## WORK ORDER
Reproduce the records below; each should match the original exactly.

(Collected data)
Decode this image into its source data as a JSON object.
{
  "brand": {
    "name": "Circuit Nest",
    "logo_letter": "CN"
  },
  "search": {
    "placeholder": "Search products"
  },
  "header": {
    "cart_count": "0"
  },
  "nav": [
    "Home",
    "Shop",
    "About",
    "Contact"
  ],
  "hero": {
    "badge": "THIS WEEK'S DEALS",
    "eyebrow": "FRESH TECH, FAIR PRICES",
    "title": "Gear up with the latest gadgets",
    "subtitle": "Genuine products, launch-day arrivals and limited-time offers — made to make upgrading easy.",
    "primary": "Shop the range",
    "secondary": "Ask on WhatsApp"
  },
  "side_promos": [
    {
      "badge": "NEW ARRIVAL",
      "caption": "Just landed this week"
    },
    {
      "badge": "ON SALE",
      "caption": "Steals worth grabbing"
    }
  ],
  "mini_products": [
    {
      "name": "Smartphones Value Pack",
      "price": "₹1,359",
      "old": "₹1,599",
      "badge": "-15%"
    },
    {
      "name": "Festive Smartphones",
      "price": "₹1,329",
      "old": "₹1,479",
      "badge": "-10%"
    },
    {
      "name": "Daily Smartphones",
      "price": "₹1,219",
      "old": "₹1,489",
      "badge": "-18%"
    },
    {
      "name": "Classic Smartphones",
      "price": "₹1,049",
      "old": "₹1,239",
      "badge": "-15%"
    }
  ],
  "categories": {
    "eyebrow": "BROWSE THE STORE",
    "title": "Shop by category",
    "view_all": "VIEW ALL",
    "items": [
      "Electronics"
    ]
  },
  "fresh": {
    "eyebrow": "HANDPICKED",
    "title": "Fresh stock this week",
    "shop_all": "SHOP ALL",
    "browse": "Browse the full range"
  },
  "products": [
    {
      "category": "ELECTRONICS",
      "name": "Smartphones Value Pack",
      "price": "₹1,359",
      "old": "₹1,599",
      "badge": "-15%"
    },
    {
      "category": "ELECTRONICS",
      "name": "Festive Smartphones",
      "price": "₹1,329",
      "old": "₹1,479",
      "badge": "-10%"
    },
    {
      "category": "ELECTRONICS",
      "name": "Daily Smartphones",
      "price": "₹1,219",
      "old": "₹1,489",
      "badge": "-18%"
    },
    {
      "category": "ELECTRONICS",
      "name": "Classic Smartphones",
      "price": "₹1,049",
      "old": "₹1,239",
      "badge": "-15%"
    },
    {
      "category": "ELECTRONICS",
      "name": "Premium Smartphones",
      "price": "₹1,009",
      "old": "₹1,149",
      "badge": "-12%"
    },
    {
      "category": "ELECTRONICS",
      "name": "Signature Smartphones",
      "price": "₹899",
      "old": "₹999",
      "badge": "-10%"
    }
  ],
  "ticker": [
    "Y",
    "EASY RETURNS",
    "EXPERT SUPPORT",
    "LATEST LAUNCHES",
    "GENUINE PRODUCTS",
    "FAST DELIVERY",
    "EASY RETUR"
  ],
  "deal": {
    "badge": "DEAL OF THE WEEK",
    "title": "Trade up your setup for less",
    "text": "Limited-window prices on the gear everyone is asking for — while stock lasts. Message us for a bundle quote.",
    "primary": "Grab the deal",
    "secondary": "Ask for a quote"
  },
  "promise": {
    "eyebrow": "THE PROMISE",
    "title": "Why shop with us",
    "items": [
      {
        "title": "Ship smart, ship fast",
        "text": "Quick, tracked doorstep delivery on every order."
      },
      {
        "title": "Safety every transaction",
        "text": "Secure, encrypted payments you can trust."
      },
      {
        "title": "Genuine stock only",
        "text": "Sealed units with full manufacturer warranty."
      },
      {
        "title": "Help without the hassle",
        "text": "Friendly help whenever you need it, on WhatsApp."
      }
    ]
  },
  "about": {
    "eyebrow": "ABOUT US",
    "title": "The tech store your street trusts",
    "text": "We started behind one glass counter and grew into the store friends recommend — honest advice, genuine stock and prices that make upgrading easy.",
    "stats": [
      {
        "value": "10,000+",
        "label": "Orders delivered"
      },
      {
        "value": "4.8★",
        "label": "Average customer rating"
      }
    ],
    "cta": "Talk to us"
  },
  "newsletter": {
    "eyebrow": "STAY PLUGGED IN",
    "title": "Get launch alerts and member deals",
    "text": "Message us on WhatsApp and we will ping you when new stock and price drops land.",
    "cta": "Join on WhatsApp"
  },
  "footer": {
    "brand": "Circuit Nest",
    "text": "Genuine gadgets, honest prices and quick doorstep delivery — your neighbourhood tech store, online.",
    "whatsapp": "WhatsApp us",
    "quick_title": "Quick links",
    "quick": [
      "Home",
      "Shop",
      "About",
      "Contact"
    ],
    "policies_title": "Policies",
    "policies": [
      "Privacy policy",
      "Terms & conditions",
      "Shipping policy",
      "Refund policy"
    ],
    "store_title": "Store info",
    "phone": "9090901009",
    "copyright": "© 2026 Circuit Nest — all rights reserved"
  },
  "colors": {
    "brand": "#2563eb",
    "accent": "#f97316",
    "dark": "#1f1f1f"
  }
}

## REPLY
Decode this image into its source data as a JSON object.
{
  "brand": {
    "name": "Circuit Nest",
    "logo_letter": "CN"
  },
  "search": {
    "placeholder": "Search products"
  },
  "header": {
    "cart_count": "0"
  },
  "nav": [
    "Home",
    "Shop",
    "About",
    "Contact"
  ],
  "hero": {
    "badge": "THIS WEEK'S DEALS",
    "eyebrow": "FRESH TECH, FAIR PRICES",
    "title": "Gear up with the latest gadgets",
    "subtitle": "Genuine products, launch-day arrivals and limited-time offers — made to make upgrading easy.",
    "primary": "Shop the range",
    "secondary": "Ask on WhatsApp"
  },
  "side_promos": [
    {
      "badge": "NEW ARRIVAL",
      "caption": "Just landed this week"
    },
    {
      "badge": "ON SALE",
      "caption": "Steals worth grabbing"
    }
  ],
  "mini_products": [
    {
      "name": "Smartphones Value Pack",
      "price": "₹1,359",
      "old": "₹1,599",
      "badge": "-15%"
    },
    {
      "name": "Festive Smartphones",
      "price": "₹1,329",
      "old": "₹1,479",
      "badge": "-10%"
    },
    {
      "name": "Daily Smartphones",
      "price": "₹1,219",
      "old": "₹1,489",
      "badge": "-18%"
    },
    {
      "name": "Classic Smartphones",
      "price": "₹1,049",
      "old": "₹1,239",
      "badge": "-15%"
    }
  ],
  "categories": {
    "eyebrow": "BROWSE THE STORE",
    "title": "Shop by category",
    "view_all": "VIEW ALL",
    "items": [
      "Electronics"
    ]
  },
  "fresh": {
    "eyebrow": "HANDPICKED",
    "title": "Fresh stock this week",
    "shop_all": "SHOP ALL",
    "browse": "Browse the full range"
  },
  "products": [
    {
      "category": "ELECTRONICS",
      "name": "Smartphones Value Pack",
      "price": "₹1,359",
      "old": "₹1,599",
      "badge": "-15%"
    },
    {
      "category": "ELECTRONICS",
      "name": "Festive Smartphones",
      "price": "₹1,329",
      "old": "₹1,479",
      "badge": "-10%"
    },
    {
      "category": "ELECTRONICS",
      "name": "Daily Smartphones",
      "price": "₹1,219",
      "old": "₹1,489",
      "badge": "-18%"
    },
    {
      "category": "ELECTRONICS",
      "name": "Classic Smartphones",
      "price": "₹1,049",
      "old": "₹1,239",
      "badge": "-15%"
    },
    {
      "category": "ELECTRONICS",
      "name": "Premium Smartphones",
      "price": "₹1,009",
      "old": "₹1,149",
      "badge": "-12%"
    },
    {
      "category": "ELECTRONICS",
      "name": "Signature Smartphones",
      "price": "₹899",
      "old": "₹999",
      "badge": "-10%"
    }
  ],
  "ticker": [
    "Y",
    "EASY RETURNS",
    "EXPERT SUPPORT",
    "LATEST LAUNCHES",
    "GENUINE PRODUCTS",
    "FAST DELIVERY",
    "EASY RETUR"
  ],
  "deal": {
    "badge": "DEAL OF THE WEEK",
    "title": "Trade up your setup for less",
    "text": "Limited-window prices on the gear everyone is asking for — while stock lasts. Message us for a bundle quote.",
    "primary": "Grab the deal",
    "secondary": "Ask for a quote"
  },
  "promise": {
    "eyebrow": "THE PROMISE",
    "title": "Why shop with us",
    "items": [
      {
        "title": "Ship smart, ship fast",
        "text": "Quick, tracked doorstep delivery on every order."
      },
      {
        "title": "Safety every transaction",
        "text": "Secure, encrypted payments you can trust."
      },
      {
        "title": "Genuine stock only",
        "text": "Sealed units with full manufacturer warranty."
      },
      {
        "title": "Help without the hassle",
        "text": "Friendly help whenever you need it, on WhatsApp."
      }
    ]
  },
  "about": {
    "eyebrow": "ABOUT US",
    "title": "The tech store your street trusts",
    "text": "We started behind one glass counter and grew into the store friends recommend — honest advice, genuine stock and prices that make upgrading easy.",
    "stats": [
      {
        "value": "10,000+",
        "label": "Orders delivered"
      },
      {
        "value": "4.8★",
        "label": "Average customer rating"
      }
    ],
    "cta": "Talk to us"
  },
  "newsletter": {
    "eyebrow": "STAY PLUGGED IN",
    "title": "Get launch alerts and member deals",
    "text": "Message us on WhatsApp and we will ping you when new stock and price drops land.",
    "cta": "Join on WhatsApp"
  },
  "footer": {
    "brand": "Circuit Nest",
    "text": "Genuine gadgets, honest prices and quick doorstep delivery — your neighbourhood tech store, online.",
    "whatsapp": "WhatsApp us",
    "quick_title": "Quick links",
    "quick": [
      "Home",
      "Shop",
      "About",
      "Contact"
    ],
    "policies_title": "Policies",
    "policies": [
      "Privacy policy",
      "Terms & conditions",
      "Shipping policy",
      "Refund policy"
    ],
    "store_title": "Store info",
    "phone": "9090901009",
    "copyright": "© 2026 Circuit Nest — all rights reserved"
  },
  "colors": {
    "brand": "#2563eb",
    "accent": "#f97316",
    "dark": "#1f1f1f"
  }
}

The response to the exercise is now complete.